WHAT THE TASK REQUIRES:
What you return must be the data below, word for word, without any images.

━━ RECORDS SUPPLIED

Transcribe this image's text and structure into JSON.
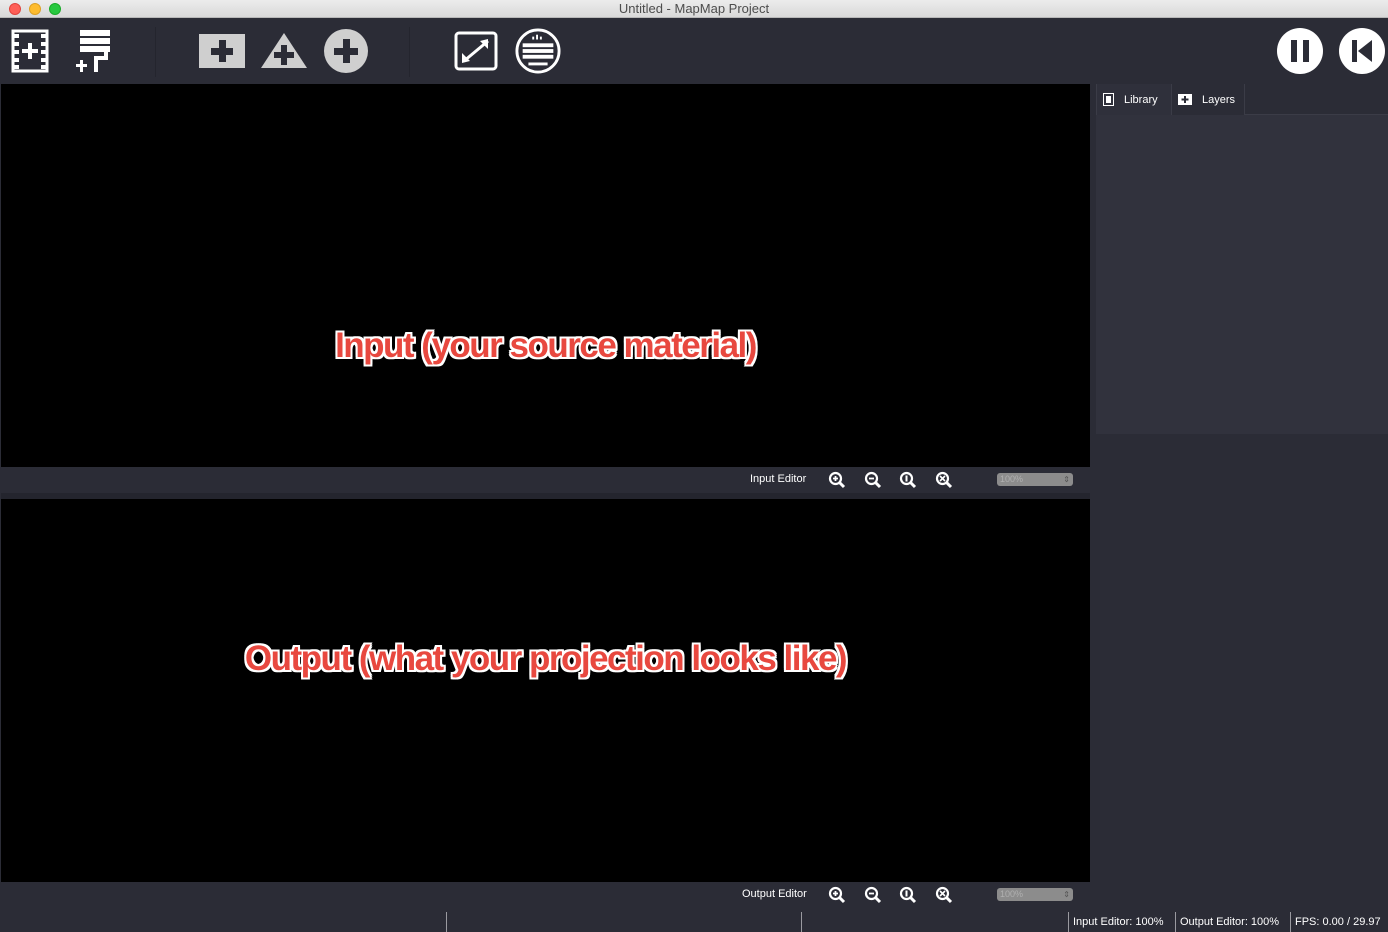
{
  "window": {
    "title": "Untitled - MapMap Project"
  },
  "toolbar": {
    "buttons": [
      {
        "name": "add-video-button",
        "icon": "film-plus-icon"
      },
      {
        "name": "add-color-button",
        "icon": "paint-roller-plus-icon"
      },
      {
        "name": "add-quad-button",
        "icon": "square-plus-icon"
      },
      {
        "name": "add-triangle-button",
        "icon": "triangle-plus-icon"
      },
      {
        "name": "add-ellipse-button",
        "icon": "circle-plus-icon"
      },
      {
        "name": "fullscreen-button",
        "icon": "fullscreen-icon"
      },
      {
        "name": "console-button",
        "icon": "keyboard-icon"
      },
      {
        "name": "pause-button",
        "icon": "pause-icon"
      },
      {
        "name": "rewind-button",
        "icon": "skip-back-icon"
      }
    ]
  },
  "input_editor": {
    "overlay": "Input (your source material)",
    "label": "Input Editor",
    "zoom_value": "100%"
  },
  "output_editor": {
    "overlay": "Output (what your projection looks like)",
    "label": "Output Editor",
    "zoom_value": "100%"
  },
  "right_panel": {
    "tabs": [
      {
        "label": "Library",
        "icon": "film-icon"
      },
      {
        "label": "Layers",
        "icon": "layers-plus-icon"
      }
    ]
  },
  "status": {
    "input_zoom": "Input Editor: 100%",
    "output_zoom": "Output Editor: 100%",
    "fps": "FPS: 0.00 / 29.97"
  },
  "colors": {
    "background": "#2b2c36",
    "canvas": "#000000",
    "overlay_text": "#e8483f"
  }
}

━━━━

WRITTEN RESPONSE:
Transcribe this image's text and structure into JSON.
{
  "window": {
    "title": "Untitled - MapMap Project"
  },
  "toolbar": {
    "buttons": [
      {
        "name": "add-video-button",
        "icon": "film-plus-icon"
      },
      {
        "name": "add-color-button",
        "icon": "paint-roller-plus-icon"
      },
      {
        "name": "add-quad-button",
        "icon": "square-plus-icon"
      },
      {
        "name": "add-triangle-button",
        "icon": "triangle-plus-icon"
      },
      {
        "name": "add-ellipse-button",
        "icon": "circle-plus-icon"
      },
      {
        "name": "fullscreen-button",
        "icon": "fullscreen-icon"
      },
      {
        "name": "console-button",
        "icon": "keyboard-icon"
      },
      {
        "name": "pause-button",
        "icon": "pause-icon"
      },
      {
        "name": "rewind-button",
        "icon": "skip-back-icon"
      }
    ]
  },
  "input_editor": {
    "overlay": "Input (your source material)",
    "label": "Input Editor",
    "zoom_value": "100%"
  },
  "output_editor": {
    "overlay": "Output (what your projection looks like)",
    "label": "Output Editor",
    "zoom_value": "100%"
  },
  "right_panel": {
    "tabs": [
      {
        "label": "Library",
        "icon": "film-icon"
      },
      {
        "label": "Layers",
        "icon": "layers-plus-icon"
      }
    ]
  },
  "status": {
    "input_zoom": "Input Editor: 100%",
    "output_zoom": "Output Editor: 100%",
    "fps": "FPS: 0.00 / 29.97"
  },
  "colors": {
    "background": "#2b2c36",
    "canvas": "#000000",
    "overlay_text": "#e8483f"
  }
}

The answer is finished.